Like most molluscs, cephalopods use hemocyanin, a copper-containing protein, rather than hemoglobin, to transport oxygen.
Cephalopods became dominant during the Ordovician period, represented by primitive nautiloids.
The class now contains two, only distantly related, extant subclasses: Coleoidea, which includes octopuses, squid, and cuttlefish; and Nautiloidea, represented by Nautilus and Allonautilus.
However, a more sophisticated behaviour has been observed, in which the cephalopod releases a cloud, with a greater mucus content, that approximately resembles the cephalopod that released it (this decoy is referred to as a Pseudomorph).
This strategy often results in the predator attacking the pseudomorph, rather than its rapidly departing prey. The inking behaviour of cephalopods has led to a common name of "inkfish", primarily used in fisheries science and the fishing industry, paralleling the terms white fish, oily fish, and shellfish.
In the Coleoidea, the molluscan shell has been internalized or is absent, whereas in the Nautiloidea, the external shell remains.

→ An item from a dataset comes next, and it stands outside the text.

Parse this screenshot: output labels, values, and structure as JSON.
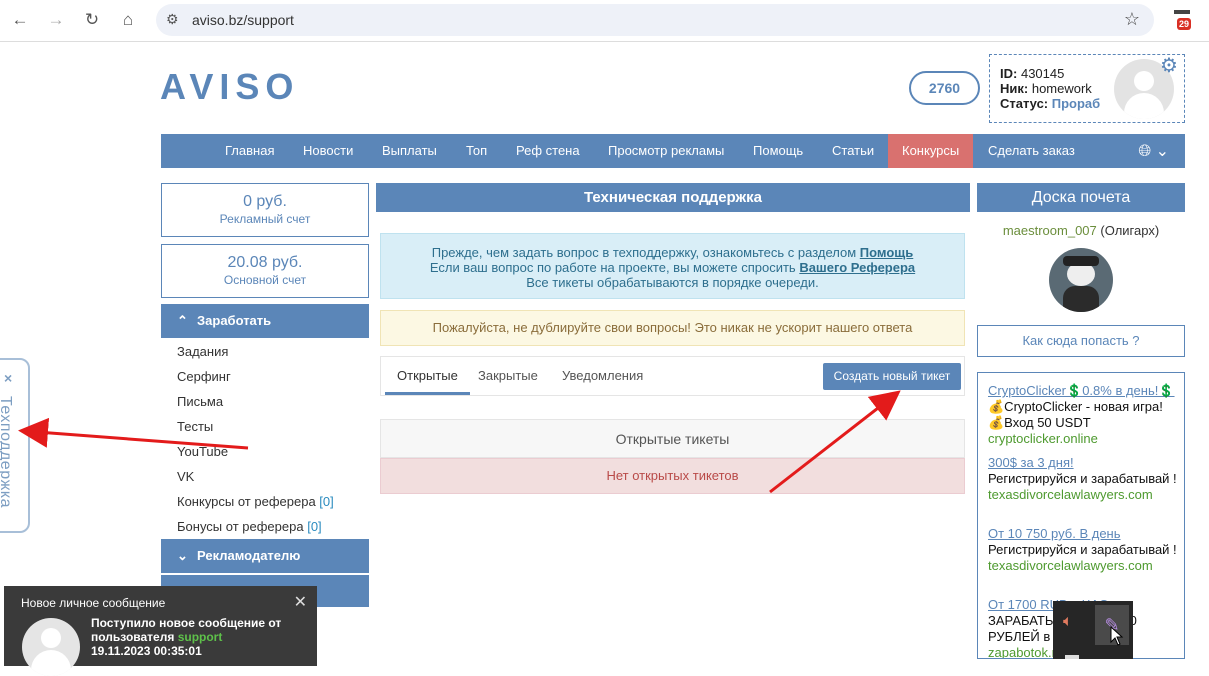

Numerical modeling shows that chromatic aberration can yield useful chromatic information through the dependence of image acuity on accommodation.
They have a simple "pinhole" eye through which water can pass.